Best practices in evolving how we interact with our customers
It’s not exactly news because they’ve been steadily changing for as long as they’ve been consumers. As technology evolves at an accelerating rate, however, the faster our targets change and the more agile we need to be to engage with them.
Whether in a business-to-consumer or business-to-business relationship, the sales function has always revolved around knowing where a customer is and how they want to be approached - and then approaching them.
But this is no longer true. More than ever, customers don’t want to be engaged on our terms. They want to engage us on theirs. With the field force still accounting for the highest costs from a sales function, and no longer delivering as much ROI, what is a business to do?
In 2015, a major leader in the consumer products manufacturing space, engaged KPMG in the UK to answer just that question.

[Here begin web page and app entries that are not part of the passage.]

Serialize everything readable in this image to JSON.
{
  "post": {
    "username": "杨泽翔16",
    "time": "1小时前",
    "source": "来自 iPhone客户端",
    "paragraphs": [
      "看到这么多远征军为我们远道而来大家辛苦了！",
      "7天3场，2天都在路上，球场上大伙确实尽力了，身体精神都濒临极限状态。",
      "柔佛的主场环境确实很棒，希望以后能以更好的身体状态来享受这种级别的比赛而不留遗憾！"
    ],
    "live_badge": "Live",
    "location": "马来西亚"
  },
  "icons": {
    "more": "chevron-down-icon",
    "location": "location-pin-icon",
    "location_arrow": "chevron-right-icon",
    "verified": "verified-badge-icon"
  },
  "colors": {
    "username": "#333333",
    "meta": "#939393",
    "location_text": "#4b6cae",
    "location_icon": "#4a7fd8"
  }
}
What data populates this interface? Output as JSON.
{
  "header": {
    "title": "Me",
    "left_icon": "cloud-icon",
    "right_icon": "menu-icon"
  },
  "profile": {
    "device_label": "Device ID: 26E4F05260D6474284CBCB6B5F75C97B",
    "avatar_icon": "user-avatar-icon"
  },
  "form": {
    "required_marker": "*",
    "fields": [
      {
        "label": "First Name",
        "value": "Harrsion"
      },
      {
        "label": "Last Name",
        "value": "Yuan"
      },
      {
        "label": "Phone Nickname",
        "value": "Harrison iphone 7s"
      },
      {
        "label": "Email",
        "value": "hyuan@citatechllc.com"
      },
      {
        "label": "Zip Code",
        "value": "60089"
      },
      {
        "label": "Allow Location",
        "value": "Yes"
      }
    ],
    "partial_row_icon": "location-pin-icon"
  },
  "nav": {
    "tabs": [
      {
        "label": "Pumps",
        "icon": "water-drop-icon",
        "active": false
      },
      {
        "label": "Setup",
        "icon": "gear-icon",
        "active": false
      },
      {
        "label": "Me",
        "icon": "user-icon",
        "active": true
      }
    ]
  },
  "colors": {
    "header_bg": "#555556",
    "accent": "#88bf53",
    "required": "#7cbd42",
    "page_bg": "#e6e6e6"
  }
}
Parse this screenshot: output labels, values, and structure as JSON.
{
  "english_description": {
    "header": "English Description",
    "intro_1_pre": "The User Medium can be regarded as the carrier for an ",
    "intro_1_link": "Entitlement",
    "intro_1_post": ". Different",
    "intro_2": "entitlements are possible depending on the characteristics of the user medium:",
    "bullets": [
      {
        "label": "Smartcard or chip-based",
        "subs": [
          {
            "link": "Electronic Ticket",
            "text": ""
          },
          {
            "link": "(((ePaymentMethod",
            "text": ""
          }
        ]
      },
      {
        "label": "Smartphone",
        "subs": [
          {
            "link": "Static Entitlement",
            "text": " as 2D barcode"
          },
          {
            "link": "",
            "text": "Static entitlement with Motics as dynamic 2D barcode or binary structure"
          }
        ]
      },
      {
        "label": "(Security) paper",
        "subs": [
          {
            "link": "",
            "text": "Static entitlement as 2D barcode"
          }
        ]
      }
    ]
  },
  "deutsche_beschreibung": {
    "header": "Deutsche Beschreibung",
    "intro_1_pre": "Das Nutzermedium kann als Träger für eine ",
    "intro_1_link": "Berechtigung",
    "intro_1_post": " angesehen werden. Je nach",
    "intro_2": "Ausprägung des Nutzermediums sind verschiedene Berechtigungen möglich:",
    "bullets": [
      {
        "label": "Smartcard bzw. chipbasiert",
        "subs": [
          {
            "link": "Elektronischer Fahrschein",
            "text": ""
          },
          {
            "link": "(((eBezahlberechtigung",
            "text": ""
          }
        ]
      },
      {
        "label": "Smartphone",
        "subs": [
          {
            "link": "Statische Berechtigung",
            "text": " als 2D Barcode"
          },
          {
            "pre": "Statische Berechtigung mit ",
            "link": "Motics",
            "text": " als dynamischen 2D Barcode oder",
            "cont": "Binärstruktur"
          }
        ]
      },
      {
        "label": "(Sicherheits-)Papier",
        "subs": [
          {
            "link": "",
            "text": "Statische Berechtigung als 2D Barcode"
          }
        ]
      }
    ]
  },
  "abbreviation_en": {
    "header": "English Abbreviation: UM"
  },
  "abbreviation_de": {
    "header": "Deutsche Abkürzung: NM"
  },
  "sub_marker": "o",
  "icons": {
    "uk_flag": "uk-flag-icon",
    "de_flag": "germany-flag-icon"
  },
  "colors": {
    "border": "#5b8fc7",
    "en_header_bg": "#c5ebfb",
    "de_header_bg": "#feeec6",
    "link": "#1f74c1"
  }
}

The client, operating in more than 160 countries, was looking to navigate a difficult environment with many challenges that included heightened regulations, increased competition and a changing economic landscape around the world. Amidst all these concerns, they were facing one more than any other: after traditionally relying on face-to-face sales representatives, how would they evolve to help customers reach them across multiple channels?
The solution was required not only to transform their sales processes, but also expand their customer base—and improve customer experience as a whole.
To do it, KPMG needed to understand the existing customer experience. KPMG in the UK did it by mapping every single consumer journey across the key sales accounts, giving us insight into the lifecycle of a typical customer. What KPMG found was that while face-to-face wasn’t nearly as important to customers in general, it was still valuable as a tool for certain accounts. Thus, they created a blended model of face-to-face, digital and telephony channels. It not only allocated funds where they would be used most efficiently, but also allowed the customers to choose how and when they accessed their services.
This allowed us to avoid a common pitfall. Many organizations are simply reducing the costs allocated to the field force to redistribute elsewhere, because it’s less expensive and can reach more people. It’s always important though, to remember who your sales function is ultimately for: the people who use them. Without them in mind—and without the value your services provide them in mind—your strategy is doomed to fail.
To avoid situations like this, KPMG firms make use of a methodology known as the Six Pillars of Customer Experience Excellence, which blend optimization efforts for the organization with optimization efforts from the standpoint of that most crucial stakeholder, the customers.
In the end, our updated strategy led to helping the client manage costs and support growth while still satisfying their customer base.